[PROVIDED ENTRIES — start]
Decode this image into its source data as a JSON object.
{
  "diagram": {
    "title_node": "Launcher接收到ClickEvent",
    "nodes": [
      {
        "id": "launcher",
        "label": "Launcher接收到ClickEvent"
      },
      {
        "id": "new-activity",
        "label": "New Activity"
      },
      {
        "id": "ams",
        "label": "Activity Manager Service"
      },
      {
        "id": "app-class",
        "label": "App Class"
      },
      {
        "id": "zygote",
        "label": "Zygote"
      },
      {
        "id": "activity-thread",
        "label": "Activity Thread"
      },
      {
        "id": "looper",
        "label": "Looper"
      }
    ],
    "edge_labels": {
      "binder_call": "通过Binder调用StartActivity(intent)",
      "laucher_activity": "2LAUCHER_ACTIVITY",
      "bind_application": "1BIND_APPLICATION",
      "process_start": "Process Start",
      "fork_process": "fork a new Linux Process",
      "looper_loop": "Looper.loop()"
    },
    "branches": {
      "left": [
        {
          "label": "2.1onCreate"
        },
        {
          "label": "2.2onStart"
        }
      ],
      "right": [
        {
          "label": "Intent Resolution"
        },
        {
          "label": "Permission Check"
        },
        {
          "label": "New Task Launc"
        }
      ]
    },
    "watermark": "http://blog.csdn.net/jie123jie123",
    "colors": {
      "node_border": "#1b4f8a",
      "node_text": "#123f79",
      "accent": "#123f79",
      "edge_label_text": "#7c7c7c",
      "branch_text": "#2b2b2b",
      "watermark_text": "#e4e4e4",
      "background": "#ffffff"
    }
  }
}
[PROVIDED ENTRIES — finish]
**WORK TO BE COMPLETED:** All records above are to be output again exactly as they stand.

**SOLUTION:**
Decode this image into its source data as a JSON object.
{
  "diagram": {
    "title_node": "Launcher接收到ClickEvent",
    "nodes": [
      {
        "id": "launcher",
        "label": "Launcher接收到ClickEvent"
      },
      {
        "id": "new-activity",
        "label": "New Activity"
      },
      {
        "id": "ams",
        "label": "Activity Manager Service"
      },
      {
        "id": "app-class",
        "label": "App Class"
      },
      {
        "id": "zygote",
        "label": "Zygote"
      },
      {
        "id": "activity-thread",
        "label": "Activity Thread"
      },
      {
        "id": "looper",
        "label": "Looper"
      }
    ],
    "edge_labels": {
      "binder_call": "通过Binder调用StartActivity(intent)",
      "laucher_activity": "2LAUCHER_ACTIVITY",
      "bind_application": "1BIND_APPLICATION",
      "process_start": "Process Start",
      "fork_process": "fork a new Linux Process",
      "looper_loop": "Looper.loop()"
    },
    "branches": {
      "left": [
        {
          "label": "2.1onCreate"
        },
        {
          "label": "2.2onStart"
        }
      ],
      "right": [
        {
          "label": "Intent Resolution"
        },
        {
          "label": "Permission Check"
        },
        {
          "label": "New Task Launc"
        }
      ]
    },
    "watermark": "http://blog.csdn.net/jie123jie123",
    "colors": {
      "node_border": "#1b4f8a",
      "node_text": "#123f79",
      "accent": "#123f79",
      "edge_label_text": "#7c7c7c",
      "branch_text": "#2b2b2b",
      "watermark_text": "#e4e4e4",
      "background": "#ffffff"
    }
  }
}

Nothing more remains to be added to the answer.